5. Candleabra (Primula x bulleesiana)
Another hybrid flower is the Candleabra Primula x bulleesiana. This species is a bit different in its petal shape and color. While the previous primrose grew into a deep crimson color, this species has several color choices. You can choose from terra cotta, rose, cream, purple, red, salmon, and lavender hues. This is also a deer-resistant flower which makes it a great addition to those cottage gardens and borders around your yard where deer often enter. The primula x bulleesiana grows to a height of about 2 feet tall and has a spread width of about 18 inches. Unlike other species who prefer well-drained soil, this species holds up well in wetter soil conditions.
6. Evening Primrose
The Evening primrose is a species many are familiar with. Its beautiful pink-colored petals are delicate to look at, almost taking on a look of silk, and they are also a big attraction to birds, however, deer do not find these flowers attractive at all, so you can rest easy about deer destruction. These flowers are easy to maintain. If you don’t like the fuss of worrying with the many different insect and disease problems that often affect other types of flowers, you’ll the fact that this species of flower seems to be free of diseases and insects that often plague other species of plants and flowers.
7. Francesca (Primula vulgaris)
The Francesca has a different look to it. While many other primrose species have gentle forming petals, the Francesca develops a more frayed look to its petals’ edges, giving it a unique look. The color of the petals grow to be a stunning lime-green with a vibrant, sunny yellow center. This species of primrose also puts off a beautiful fragrance that will leave you wanting to take in more. If you are a beginner gardener, you will really want to check this species out because it is one that is hearty and easy to maintain. One thing to mindful of is the soil. Francesca’s prefer moist soil that will not dry easily.
8. Japanese Primrose (Primula japonica)
If you’re looking for a flower to really spruce up your garden with striking colors, the Japanese primrose can certainly make your garden pop with your choice of purple, white, red, and light and dark pink hues. For an even richer look, it’s suggested to plant a lot of this species together in groups to really create a “wow” factor. Not only are these vibrant flowers, but they’re extremely fragrant, which only increases their attractiveness, not only for the gardener, but butterflies too. One thing that makes this a great flower for many gardens is that they do well in moist soil, meaning you won’t have to worry about them getting too much moisture if you live in a wetter climate.

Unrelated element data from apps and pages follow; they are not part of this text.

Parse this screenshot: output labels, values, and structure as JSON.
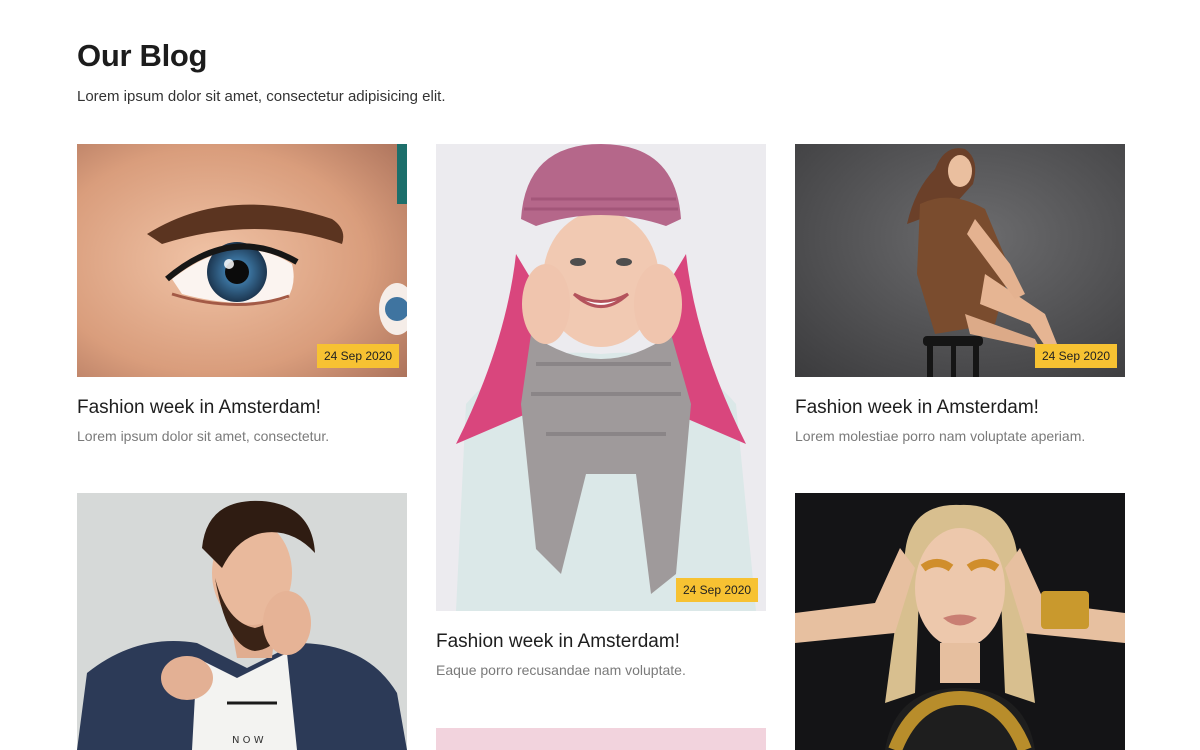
{
  "section": {
    "title": "Our Blog",
    "subtitle": "Lorem ipsum dolor sit amet, consectetur adipisicing elit."
  },
  "posts": [
    {
      "image": "close-up-eye-photo",
      "date": "24 Sep 2020",
      "title": "Fashion week in Amsterdam!",
      "excerpt": "Lorem ipsum dolor sit amet, consectetur."
    },
    {
      "image": "woman-pink-hair-beanie-scarf-photo",
      "date": "24 Sep 2020",
      "title": "Fashion week in Amsterdam!",
      "excerpt": "Eaque porro recusandae nam voluptate."
    },
    {
      "image": "woman-sitting-on-stool-photo",
      "date": "24 Sep 2020",
      "title": "Fashion week in Amsterdam!",
      "excerpt": "Lorem molestiae porro nam voluptate aperiam."
    },
    {
      "image": "bearded-man-denim-jacket-photo"
    },
    {
      "image": "woman-gold-makeup-photo"
    },
    {
      "image": "pink-background-photo"
    }
  ],
  "colors": {
    "badge": "#f7c232",
    "title": "#1e1e1e",
    "excerpt": "#7a7a7a"
  }
}
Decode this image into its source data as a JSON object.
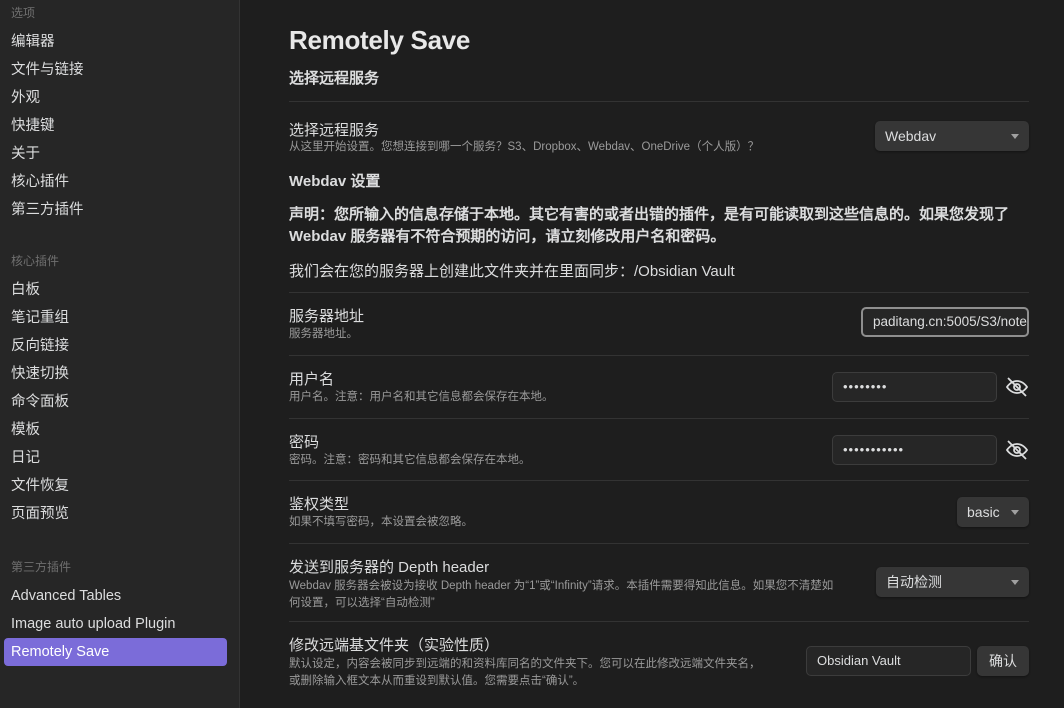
{
  "sidebar": {
    "options_header": "选项",
    "options": [
      "编辑器",
      "文件与链接",
      "外观",
      "快捷键",
      "关于",
      "核心插件",
      "第三方插件"
    ],
    "core_header": "核心插件",
    "core": [
      "白板",
      "笔记重组",
      "反向链接",
      "快速切换",
      "命令面板",
      "模板",
      "日记",
      "文件恢复",
      "页面预览"
    ],
    "third_header": "第三方插件",
    "third": [
      "Advanced Tables",
      "Image auto upload Plugin",
      "Remotely Save"
    ],
    "active_item": "Remotely Save"
  },
  "main": {
    "title": "Remotely Save",
    "section_choose": "选择远程服务",
    "service": {
      "name": "选择远程服务",
      "desc": "从这里开始设置。您想连接到哪一个服务？S3、Dropbox、Webdav、OneDrive（个人版）？",
      "value": "Webdav"
    },
    "webdav_heading": "Webdav 设置",
    "disclaimer_line1": "声明：您所输入的信息存储于本地。其它有害的或者出错的插件，是有可能读取到这些信息的。如果您发现了",
    "disclaimer_line2": "Webdav 服务器有不符合预期的访问，请立刻修改用户名和密码。",
    "folder_note": "我们会在您的服务器上创建此文件夹并在里面同步：/Obsidian Vault",
    "server": {
      "name": "服务器地址",
      "desc": "服务器地址。",
      "value": "paditang.cn:5005/S3/note"
    },
    "username": {
      "name": "用户名",
      "desc": "用户名。注意：用户名和其它信息都会保存在本地。",
      "value": "••••••••"
    },
    "password": {
      "name": "密码",
      "desc": "密码。注意：密码和其它信息都会保存在本地。",
      "value": "•••••••••••"
    },
    "auth": {
      "name": "鉴权类型",
      "desc": "如果不填写密码，本设置会被忽略。",
      "value": "basic"
    },
    "depth": {
      "name": "发送到服务器的 Depth header",
      "desc_line1": "Webdav 服务器会被设为接收 Depth header 为“1”或“Infinity”请求。本插件需要得知此信息。如果您不清楚如",
      "desc_line2": "何设置，可以选择“自动检测”",
      "value": "自动检测"
    },
    "remote_base": {
      "name": "修改远端基文件夹（实验性质）",
      "desc_line1": "默认设定，内容会被同步到远端的和资料库同名的文件夹下。您可以在此修改远端文件夹名，",
      "desc_line2": "或删除输入框文本从而重设到默认值。您需要点击“确认”。",
      "value": "Obsidian Vault",
      "confirm": "确认"
    }
  },
  "colors": {
    "accent": "#7b6cd9",
    "background": "#1e1e1e",
    "sidebar": "#262626"
  }
}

9. Juliana (Primula x juliana)
The Juliana Primula x Juliana is a hybrid primrose and likes to stay close to the ground, only growing to about 2 inches tall. If you have a border you want to enhance or need some flowers along your hedges, this is a great species to choose. The colors vary but always have a bright yellow center. These are sturdy little flowers, perfect for beginners, and those who love to have a bright, blooming spring garden.
10. Paragon (Primula vulgaris)
The Paragon is quite elegant. The petals are soft, light pink or lavender, and some with a mixture, while the centers are yellow in color. These beautiful flowers will lighten and brighten any garden. While these flowers attract the beautiful butterflies, they won’t attract deer, so you know you won’t have to worry about your flowers being destroyed by unwanted wildlife. This is an easy-to-grow, and easy-to-maintain flower; a perfect beginners species if you want to try your hand at growing primroses